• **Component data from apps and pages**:
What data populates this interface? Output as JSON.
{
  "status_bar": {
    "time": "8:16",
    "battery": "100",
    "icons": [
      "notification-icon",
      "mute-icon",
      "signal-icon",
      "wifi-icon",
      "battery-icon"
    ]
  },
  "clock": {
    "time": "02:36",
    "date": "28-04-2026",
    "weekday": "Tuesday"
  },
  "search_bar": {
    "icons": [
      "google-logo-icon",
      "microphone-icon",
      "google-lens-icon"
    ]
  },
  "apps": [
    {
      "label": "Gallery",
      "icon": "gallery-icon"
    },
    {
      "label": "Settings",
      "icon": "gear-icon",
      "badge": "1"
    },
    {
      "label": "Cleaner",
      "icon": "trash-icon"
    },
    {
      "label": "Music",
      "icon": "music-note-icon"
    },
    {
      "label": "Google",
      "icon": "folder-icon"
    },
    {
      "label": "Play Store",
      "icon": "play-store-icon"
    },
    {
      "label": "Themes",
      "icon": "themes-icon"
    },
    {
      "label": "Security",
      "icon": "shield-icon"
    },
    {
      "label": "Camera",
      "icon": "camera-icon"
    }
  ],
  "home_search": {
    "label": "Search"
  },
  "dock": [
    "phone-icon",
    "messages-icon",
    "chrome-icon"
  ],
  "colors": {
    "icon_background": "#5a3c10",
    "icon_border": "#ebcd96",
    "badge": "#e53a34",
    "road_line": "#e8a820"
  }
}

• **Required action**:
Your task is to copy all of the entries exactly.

• **Output for this exercise**:
What data populates this interface? Output as JSON.
{
  "status_bar": {
    "time": "8:16",
    "battery": "100",
    "icons": [
      "notification-icon",
      "mute-icon",
      "signal-icon",
      "wifi-icon",
      "battery-icon"
    ]
  },
  "clock": {
    "time": "02:36",
    "date": "28-04-2026",
    "weekday": "Tuesday"
  },
  "search_bar": {
    "icons": [
      "google-logo-icon",
      "microphone-icon",
      "google-lens-icon"
    ]
  },
  "apps": [
    {
      "label": "Gallery",
      "icon": "gallery-icon"
    },
    {
      "label": "Settings",
      "icon": "gear-icon",
      "badge": "1"
    },
    {
      "label": "Cleaner",
      "icon": "trash-icon"
    },
    {
      "label": "Music",
      "icon": "music-note-icon"
    },
    {
      "label": "Google",
      "icon": "folder-icon"
    },
    {
      "label": "Play Store",
      "icon": "play-store-icon"
    },
    {
      "label": "Themes",
      "icon": "themes-icon"
    },
    {
      "label": "Security",
      "icon": "shield-icon"
    },
    {
      "label": "Camera",
      "icon": "camera-icon"
    }
  ],
  "home_search": {
    "label": "Search"
  },
  "dock": [
    "phone-icon",
    "messages-icon",
    "chrome-icon"
  ],
  "colors": {
    "icon_background": "#5a3c10",
    "icon_border": "#ebcd96",
    "badge": "#e53a34",
    "road_line": "#e8a820"
  }
}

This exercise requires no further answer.